But no, it’s simply called “fat studies.” As San Diego State University professor Esther Rothblum explains, this is “a field that looks at how we can prevent discrimination based on body size.”

In this weekend’s Q&A, Rothblum talks about the growing interest in research about obesity from a variety of perspectives, including law, history, popular culture and sexuality.

She warns that plenty of companies have a vested interest in obsession about obesity and won’t be happy if people stop worrying about their weight.

In other news:

  • With its superintendent skipping town, the San Diego school board is mulling the idea of opening its search for a new chief to the public. The idea could make parents and teachers feel more like part of the process, but would-be superintendents may not like having the world know they’re job-hunting.

    Meanwhile, the school district’s fill-in superintendent is no stranger to that job. He served as acting chief when the district last had a vacancy in its head office, way back in 2008.


    We Stand Up for You. Will You Stand Up for Us?

  • North County’s Guajome Park Academy, a charter school that got its start back in the early 1990s, came close to never existing at all. The Vista school board only approved the school because one member of an arch-conservative majority broke ranks and voted for it despite its embrace of liberal teaching philosophies.

    The school has persevered, but now it’s in a legal pickle: its practice of putting employees on its board of directors is drawing scrutiny, especially since one of those employees just happens to be the superintendent.

  • We’re continuing to untangle the web of confusion about this week’s countywide crackdown on medical marijuana stores.
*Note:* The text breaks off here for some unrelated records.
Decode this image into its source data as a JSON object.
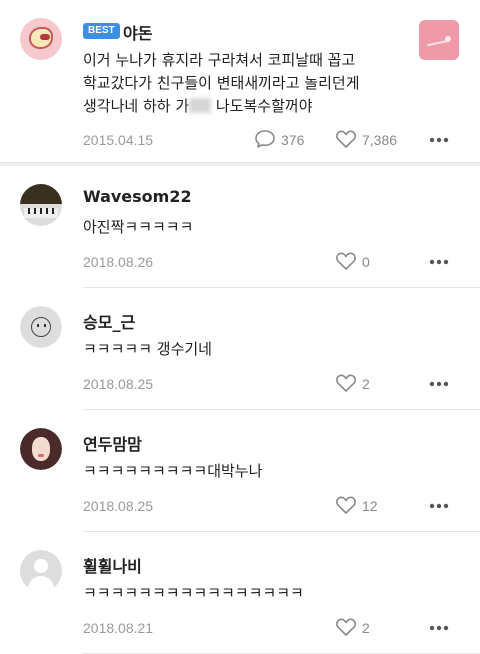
{
  "best_post": {
    "badge": "BEST",
    "author": "야돈",
    "text_lines": [
      "이거 누나가 휴지라 구라쳐서 코피날때 꼽고",
      "학교갔다가 친구들이 변태새끼라고 놀리던게",
      "생각나네 하하 가",
      " 나도복수할꺼야"
    ],
    "date": "2015.04.15",
    "comment_count": "376",
    "like_count": "7,386"
  },
  "comments": [
    {
      "author": "Wavesom22",
      "text": "아진짝ㅋㅋㅋㅋㅋ",
      "date": "2018.08.26",
      "likes": "0"
    },
    {
      "author": "승모_근",
      "text": "ㅋㅋㅋㅋㅋ 갱수기네",
      "date": "2018.08.25",
      "likes": "2"
    },
    {
      "author": "연두맘맘",
      "text": "ㅋㅋㅋㅋㅋㅋㅋㅋㅋ대박누나",
      "date": "2018.08.25",
      "likes": "12"
    },
    {
      "author": "휠휠나비",
      "text": "ㅋㅋㅋㅋㅋㅋㅋㅋㅋㅋㅋㅋㅋㅋㅋㅋ",
      "date": "2018.08.21",
      "likes": "2"
    }
  ],
  "icons": {
    "comment": "speech-bubble-icon",
    "like": "heart-icon",
    "more": "more-dots-icon"
  },
  "colors": {
    "badge": "#3d8fe6",
    "meta_text": "#9a9a9a",
    "divider": "#e5e5e5"
  }
}
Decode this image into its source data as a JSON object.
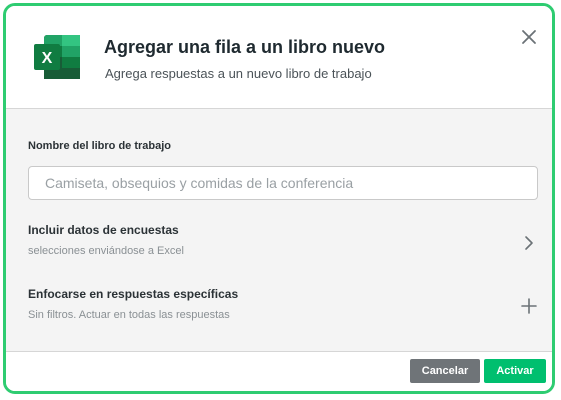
{
  "header": {
    "icon": "excel-icon",
    "icon_letter": "X",
    "title": "Agregar una fila a un libro nuevo",
    "subtitle": "Agrega respuestas a un nuevo libro de trabajo",
    "close_icon": "close-icon"
  },
  "form": {
    "workbook_label": "Nombre del libro de trabajo",
    "workbook_placeholder": "Camiseta, obsequios y comidas de la conferencia",
    "workbook_value": ""
  },
  "options": [
    {
      "title": "Incluir datos de encuestas",
      "subtitle": "selecciones enviándose a Excel",
      "icon": "chevron-right-icon"
    },
    {
      "title": "Enfocarse en respuestas específicas",
      "subtitle": "Sin filtros. Actuar en todas las respuestas",
      "icon": "plus-icon"
    }
  ],
  "footer": {
    "cancel_label": "Cancelar",
    "activate_label": "Activar"
  },
  "colors": {
    "frame_border": "#2ecc71",
    "body_background": "#f4f4f4",
    "cancel_button": "#6f7478",
    "activate_button": "#00bf6f",
    "excel_green_dark": "#107c41",
    "excel_green_light": "#33c481"
  }
}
    One of the most interesting issues: Is it even possible to get marijuana seeds legally? For the moment, at least, pot can’t be produced immaculately. So even if a marijuana dispensary managed to legally grow and sell the stuff, it might still run afoul of the law.

  • Our partners at the Media Arts Center have let us post a new interview with “The Waterman,” the homeless advocate who distributes hundreds of bottles of water each day.
  • In sports, former Union-Tribune reporter Tom Krasovic takes a look at the high stakes facing the Chargers in an era when winning the Super Bowl is all that matters, especially for a team that’s never had that honor.

    He also runs down what could go right and wrong this year for the team, and only briefly mentions a certain reality TV star.

  • The Coffee Collection (stories to enjoy over a cup of joe):

    • Prickly Times for Cactus Wren: The area around San Diego’s Market Street fits no one’s definition of bucolic. But a rare bird species calls a southeastern San Diego neighborhood home, and biologists want to make sure it sticks around since some of its other local habitats are fire-scarred.
    • Meet the Non-Teaching Teacher Some online classes in the San Diego schools don’t have teachers in the traditional sense. So why is the district making a point of calling them teachers?
    • Quote of the week: “[Expletive.]” — Charles Ziegenfelder, owner of Pacific Beach’s PB 420 Cheech & Chong Headquarters, upon hearing about Wednesday’s pot-store raids from someone named “Screwy Louie.”

    — RANDY DOTINGA

    This article relates to: News

    Written by Voice of San Diego